29 June 2022

Chris Evans discusses the challenges faced when looking to digitalise a food manufacturing production line or plant and how to overcome them

IMPLEMENTING A smart, digitalised food manufacturing production plant on a green field site should be a relatively straightforward task. However, many food manufacturing plants have evolved over time with their production facilities spanning the entire automation spectrum, from fully automated, through semi-automated and on to ‘not very automated at all.’

The key to digitalisation and smart manufacturing, is the ability to capture data from the asset level about plant performance, down time, energy efficiency and so on. Fundamentally that requirement is the adoption of automation at the asset level and the presence of an Operational Technology (OT) network infrastructure which will capture vital data and be able to analyse it and turn it into real information.

Many plants have good levels of automated assets but find without a site standard, the plant is populated with assets controlled by multiple automation vendor’s equipment. This not only causes extra cost due to carrying multiple spares but can also lead to legacy automation issues further down the line. Understanding where the current plant sits in relation to these requirements is crucial from a planning, budget allocation and return on investment perspective (ROI). The good news is with the right approach, all of these challenges can be overcome, or at least minimised.


It is easy to think that digitalising a food manufacturing plant in order to make it a smarter operation should be tackled from the top down. The challenges that typically face us appear to suggest that the best approach would be to focus on the production end of the plant first and as always it is not as straightforward as that.

Firstly, and arguably most importantly, any digitalisation project should consider what success looks like. What improvements are we trying to make and how can we quantify our ROI?

Next, as we have already discussed we must look at the level of automation and network infrastructure that currently exists and whether that meets the needs of the project. Equally, the vision of the final goal should be considered, ultimately how far are we traveling along this road to digitalisation?

With the adoption of open network standards and standard communication protocols, the issue of disparate automation vendors existing at the asset level is not such a problem, providing that the automation vendor chosen at the data capture level, to pull all this data together, supports these standards.
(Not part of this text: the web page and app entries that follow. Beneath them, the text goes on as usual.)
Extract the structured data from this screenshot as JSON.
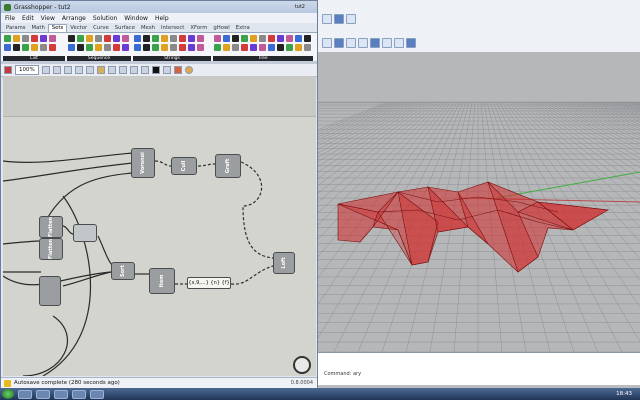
{
  "gh": {
    "title": "Grasshopper - tut2",
    "doc_name": "tut2",
    "menu": [
      "File",
      "Edit",
      "View",
      "Arrange",
      "Solution",
      "Window",
      "Help"
    ],
    "tabs": [
      "Params",
      "Math",
      "Sets",
      "Vector",
      "Curve",
      "Surface",
      "Mesh",
      "Intersect",
      "XForm",
      "gHowl",
      "Extra"
    ],
    "active_tab": "Sets",
    "ribbon_groups": [
      "List",
      "Sequence",
      "Strings",
      "Tree"
    ],
    "zoom": "100%",
    "status": "Autosave complete (280 seconds ago)",
    "version": "0.8.0004"
  },
  "components": {
    "voronoi": "Voronoi",
    "cull": "Cull",
    "graft": "Graft",
    "flatten1": "Flatten",
    "flatten2": "Flatten",
    "sort": "Sort",
    "item": "Item",
    "loft": "Loft",
    "panel_text": "{x,9,...}  {n} {f}"
  },
  "rhino": {
    "command_prompt": "Command:",
    "command_text": "ary"
  },
  "taskbar": {
    "clock": "18:43"
  },
  "colors": {
    "ribbon_footer": "#23272c",
    "surface_fill": "#d22a2a",
    "surface_edge": "#7a0e0e",
    "grid_line": "#8e9094",
    "axis_x": "#b84a4a",
    "axis_y": "#3fae3f"
  }
}
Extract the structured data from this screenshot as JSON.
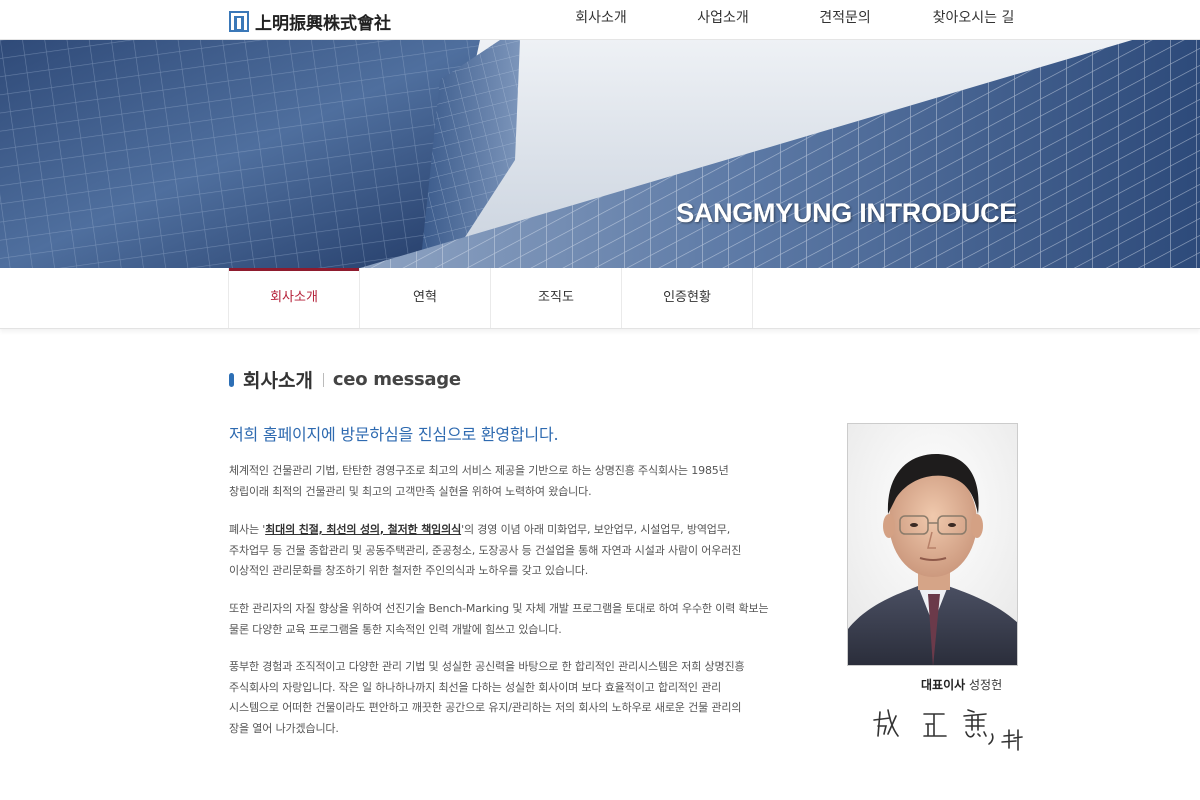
{
  "header": {
    "logo_text": "上明振興株式會社",
    "nav": [
      "회사소개",
      "사업소개",
      "견적문의",
      "찾아오시는 길"
    ]
  },
  "hero": {
    "title": "SANGMYUNG INTRODUCE"
  },
  "subnav": {
    "tabs": [
      "회사소개",
      "연혁",
      "조직도",
      "인증현황"
    ],
    "active_index": 0
  },
  "section": {
    "title": "회사소개",
    "subtitle": "ceo message"
  },
  "content": {
    "welcome": "저희 홈페이지에 방문하심을 진심으로 환영합니다.",
    "p1_l1": "체계적인 건물관리 기법, 탄탄한 경영구조로 최고의 서비스 제공을 기반으로 하는 상명진흥 주식회사는 1985년",
    "p1_l2": "창립이래 최적의 건물관리 및 최고의 고객만족 실현을 위하여 노력하여 왔습니다.",
    "p2_pre": "폐사는 '",
    "p2_highlight": "최대의 친절, 최선의 성의, 철저한 책임의식",
    "p2_post": "'의 경영 이념 아래 미화업무, 보안업무, 시설업무, 방역업무,",
    "p2_l2": "주차업무 등 건물 종합관리 및 공동주택관리, 준공청소, 도장공사 등 건설업을 통해 자연과 시설과 사람이 어우러진",
    "p2_l3": "이상적인 관리문화를 창조하기 위한 철저한 주인의식과 노하우를 갖고 있습니다.",
    "p3_l1": "또한 관리자의 자질 향상을 위하여 선진기술 Bench-Marking 및 자체 개발 프로그램을 토대로 하여 우수한 이력 확보는",
    "p3_l2": "물론 다양한 교육 프로그램을 통한 지속적인 인력 개발에 힘쓰고 있습니다.",
    "p4_l1": "풍부한 경험과 조직적이고 다양한 관리 기법 및 성실한 공신력을 바탕으로 한 합리적인 관리시스템은 저희 상명진흥",
    "p4_l2": "주식회사의 자랑입니다. 작은 일 하나하나까지 최선을 다하는 성실한 회사이며 보다 효율적이고 합리적인 관리",
    "p4_l3": "시스템으로 어떠한 건물이라도 편안하고 깨끗한 공간으로 유지/관리하는 저의 회사의 노하우로 새로운 건물 관리의",
    "p4_l4": "장을 열어 나가겠습니다."
  },
  "ceo": {
    "role": "대표이사",
    "name": "성정헌",
    "signature_text": "成 正 憲, 拜"
  },
  "colors": {
    "accent_blue": "#2e6ab0",
    "active_tab": "#b5223a",
    "active_bar": "#8e1b2e"
  }
}
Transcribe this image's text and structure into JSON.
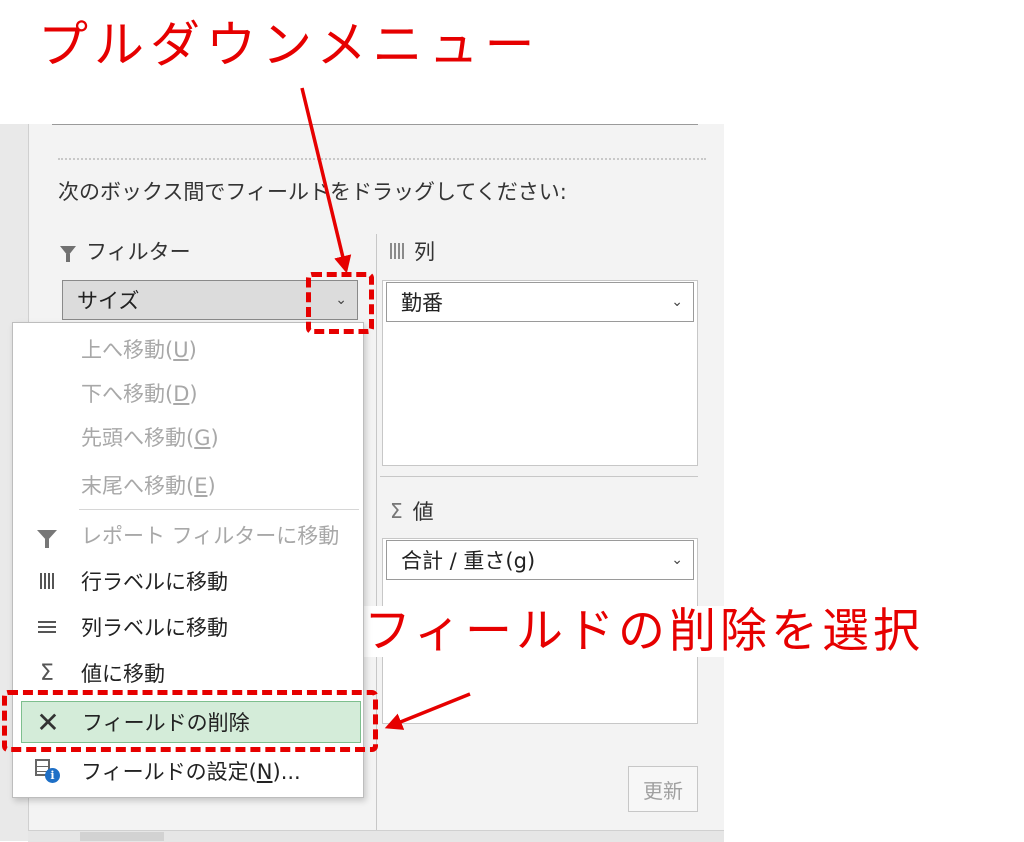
{
  "annotations": {
    "top_callout": "プルダウンメニュー",
    "middle_callout": "フィールドの削除を選択",
    "accent_color": "#e60000"
  },
  "pane": {
    "instructions": "次のボックス間でフィールドをドラッグしてください:",
    "filter_area": {
      "icon": "filter-icon",
      "title": "フィルター",
      "field": "サイズ"
    },
    "columns_area": {
      "icon": "columns-icon",
      "title": "列",
      "field": "勤番"
    },
    "values_area": {
      "icon": "sigma-icon",
      "title": "値",
      "field": "合計 / 重さ(g)"
    },
    "update_button": "更新"
  },
  "context_menu": {
    "items": [
      {
        "label": "上へ移動(U)",
        "enabled": false,
        "icon": ""
      },
      {
        "label": "下へ移動(D)",
        "enabled": false,
        "icon": ""
      },
      {
        "label": "先頭へ移動(G)",
        "enabled": false,
        "icon": ""
      },
      {
        "label": "末尾へ移動(E)",
        "enabled": false,
        "icon": ""
      },
      {
        "label": "レポート フィルターに移動",
        "enabled": false,
        "icon": "filter-icon"
      },
      {
        "label": "行ラベルに移動",
        "enabled": true,
        "icon": "row-labels-icon"
      },
      {
        "label": "列ラベルに移動",
        "enabled": true,
        "icon": "column-labels-icon"
      },
      {
        "label": "値に移動",
        "enabled": true,
        "icon": "sigma-icon"
      },
      {
        "label": "フィールドの削除",
        "enabled": true,
        "icon": "remove-x-icon",
        "highlighted": true
      },
      {
        "label": "フィールドの設定(N)...",
        "enabled": true,
        "icon": "field-settings-icon"
      }
    ],
    "highlight_color": "#d4ecd9"
  }
}
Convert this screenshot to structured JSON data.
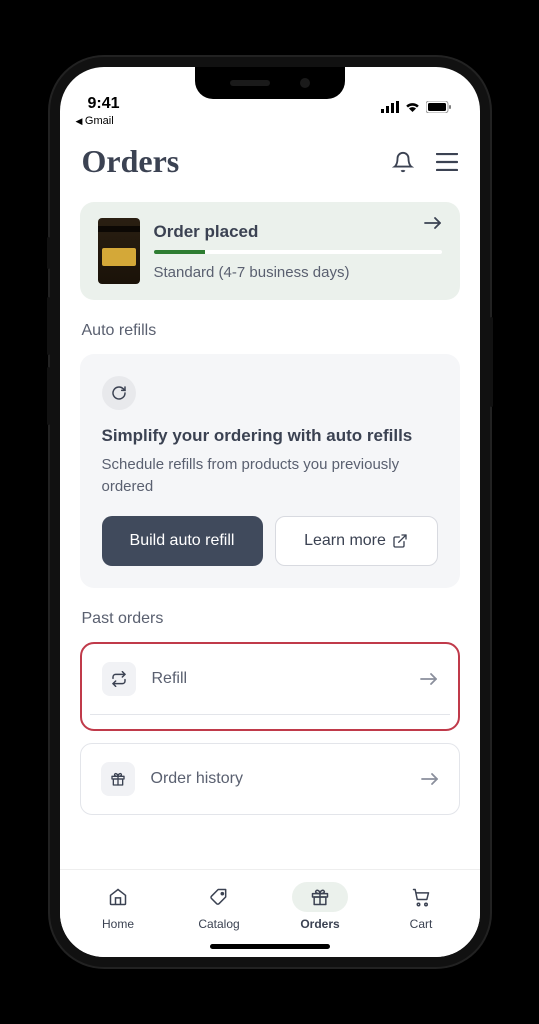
{
  "status": {
    "time": "9:41",
    "back_app": "Gmail"
  },
  "header": {
    "title": "Orders"
  },
  "order_card": {
    "title": "Order placed",
    "subtitle": "Standard (4-7 business days)"
  },
  "auto_refills": {
    "section": "Auto refills",
    "title": "Simplify your ordering with auto refills",
    "desc": "Schedule refills from products you previously ordered",
    "primary": "Build auto refill",
    "secondary": "Learn more"
  },
  "past": {
    "section": "Past orders",
    "refill": "Refill",
    "history": "Order history"
  },
  "tabs": {
    "home": "Home",
    "catalog": "Catalog",
    "orders": "Orders",
    "cart": "Cart"
  }
}
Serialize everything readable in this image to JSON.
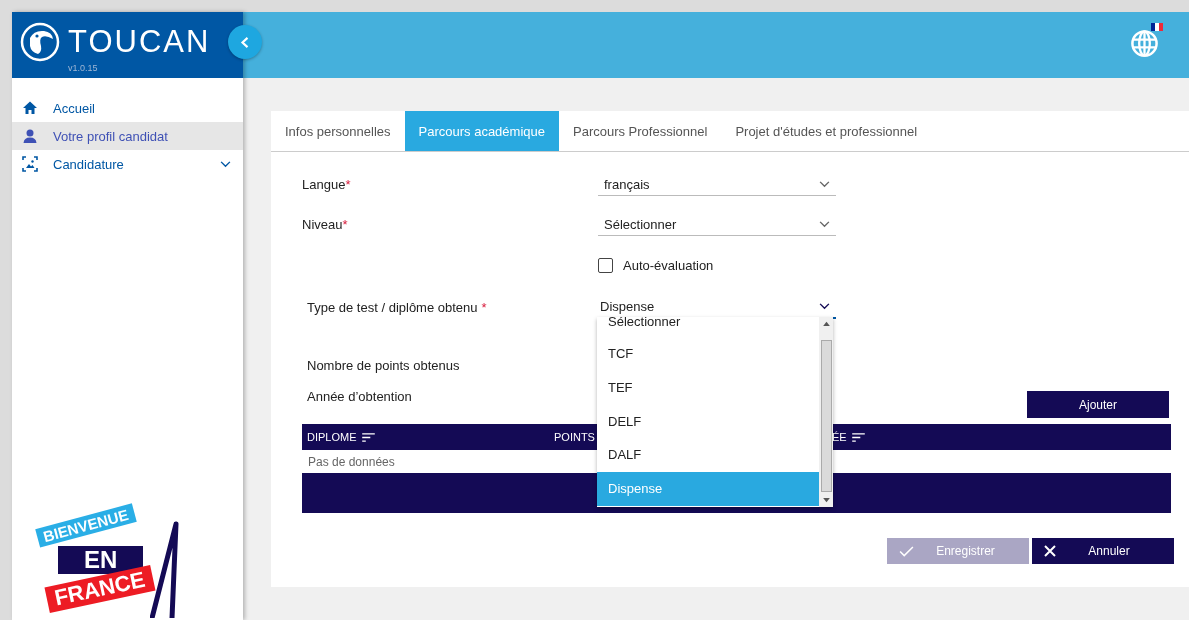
{
  "sidebar": {
    "logo": "TOUCAN",
    "version": "v1.0.15",
    "items": [
      {
        "label": "Accueil",
        "selected": false
      },
      {
        "label": "Votre profil candidat",
        "selected": true
      },
      {
        "label": "Candidature",
        "selected": false,
        "expandable": true
      }
    ],
    "promo": [
      "BIENVENUE",
      "EN",
      "FRANCE"
    ]
  },
  "tabs": [
    {
      "label": "Infos personnelles",
      "selected": false
    },
    {
      "label": "Parcours académique",
      "selected": true
    },
    {
      "label": "Parcours Professionnel",
      "selected": false
    },
    {
      "label": "Projet d'études et professionnel",
      "selected": false
    }
  ],
  "fields": [
    {
      "kind": "select",
      "label": "Langue",
      "mark": "*",
      "value": "français"
    },
    {
      "kind": "select",
      "label": "Niveau",
      "mark": "*",
      "value": "Sélectionner"
    },
    {
      "kind": "checkbox",
      "label": "Auto-évaluation",
      "checked": false
    },
    {
      "kind": "select",
      "label": "Type de test / diplôme obtenu",
      "mark": "*",
      "value": "Dispense",
      "open": true,
      "options": [
        {
          "label": "Sélectionner",
          "selected": false
        },
        {
          "label": "TCF",
          "selected": false
        },
        {
          "label": "TEF",
          "selected": false
        },
        {
          "label": "DELF",
          "selected": false
        },
        {
          "label": "DALF",
          "selected": false
        },
        {
          "label": "Dispense",
          "selected": true
        }
      ]
    },
    {
      "kind": "text",
      "label": "Nombre de points obtenus"
    },
    {
      "kind": "text",
      "label": "Année d’obtention"
    }
  ],
  "add_button": "Ajouter",
  "table": {
    "columns": [
      "DIPLOME",
      "POINTS",
      "ÉE"
    ],
    "empty": "Pas de données"
  },
  "buttons": [
    {
      "kind": "save",
      "label": "Enregistrer",
      "disabled": true
    },
    {
      "kind": "cancel",
      "label": "Annuler",
      "disabled": false
    }
  ]
}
Data capture solutions deployed at the Edge layer should be capable of varying degrees of data aggregation and analytics and should offer a scalable and flexible approach to meet the project budget.

It is important to understand what data management system either exists or will exist at the Enterprise or data management level, whether deployed in cloud services or at on premises servers. This will dictate how each of the assets will pass their data to the next level. It is possible to interface directly with the Enterprise level without deploying a data capture solution at the Edge layer, although it can often be false economy to pass multiple unaggregated data points to the Enterprise level as this can be costly and does not operate in real time with the plant.

Successful digitalisation projects, consider the levels of investment required to deliver against the desired outcome, focusing on the automation and network infrastructure required to capture data and a clear plan and methodology which demonstrates how that data is processed, aggregated and delivered back as useful information.

Transforming an existing plant into a smarter, leaner operation is possible with a planned staged approach, challenges can be overcome and significant improvements can be achieved. Discussion and understanding of the objectives is vital in delivering that success.

Chris Evans is vertical industry and projects group manager at Mitsubishi Electric UK